To the uninitiated, Tattersalls is an historic and world-renowned bloodstock auction house in Newmarket, Suffolk. Since 1766, the finest race horses in the world have been bought and sold here. As the magnificent beasts are paraded around the sales ring, eager bidders sit in circular rows of seats, each aiming to catch the auctioneer’s eye. This is a serious business: last year Tatts sold 10,000 horses and turned over 400 million guineas.
On Sunday, the famous old building bore witness to a different business but one which is no less serious. Lord Hayward, former Conservative MP and retired rugby referee, played auctioneer. And the members of the West Suffolk Conservative Association took to their seats to inspect and assess not the usual parade of equine perfection, but us: the final four applicants from whom they would select their candidate for the next general election.
I have known this beautiful patch of England all my life. Although I grew up in Birmingham, my parents live in a village here called Hundon – something that confused one hard-of-hearing local who thought I was talking up my ties to London. I also had close family living in Newmarket for years, and my aunt married a US fighter pilot based at RAF Mildenhall. I have vivid childhood memories watching the horses from Newmarket racing along the gallops in the early morning mist. It is a breathtaking view that, once seen, can never be forgotten. It is one of the unique majesties of life on these isles.
These are, I implored my audience, strong local credentials.
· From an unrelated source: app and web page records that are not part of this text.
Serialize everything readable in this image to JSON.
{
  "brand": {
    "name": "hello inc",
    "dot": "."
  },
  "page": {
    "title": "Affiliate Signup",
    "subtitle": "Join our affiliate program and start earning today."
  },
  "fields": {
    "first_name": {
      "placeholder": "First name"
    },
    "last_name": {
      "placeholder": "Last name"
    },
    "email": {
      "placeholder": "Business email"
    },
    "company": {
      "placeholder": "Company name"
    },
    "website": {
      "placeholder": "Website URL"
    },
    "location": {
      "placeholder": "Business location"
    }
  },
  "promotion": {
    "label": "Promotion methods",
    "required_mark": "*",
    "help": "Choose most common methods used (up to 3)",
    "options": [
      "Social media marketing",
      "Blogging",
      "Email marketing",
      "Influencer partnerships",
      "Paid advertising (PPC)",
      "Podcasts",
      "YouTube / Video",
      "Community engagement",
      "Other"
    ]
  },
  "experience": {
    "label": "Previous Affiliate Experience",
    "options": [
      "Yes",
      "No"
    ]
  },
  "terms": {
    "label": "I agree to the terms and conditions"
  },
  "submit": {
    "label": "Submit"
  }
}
But I was up against stellar competition: Ben Obese-Jecty, a former army officer, Louise McKinlay, from Essex County Council, and Richard Rout, deputy leader of Suffolk County Council, all made their pitches.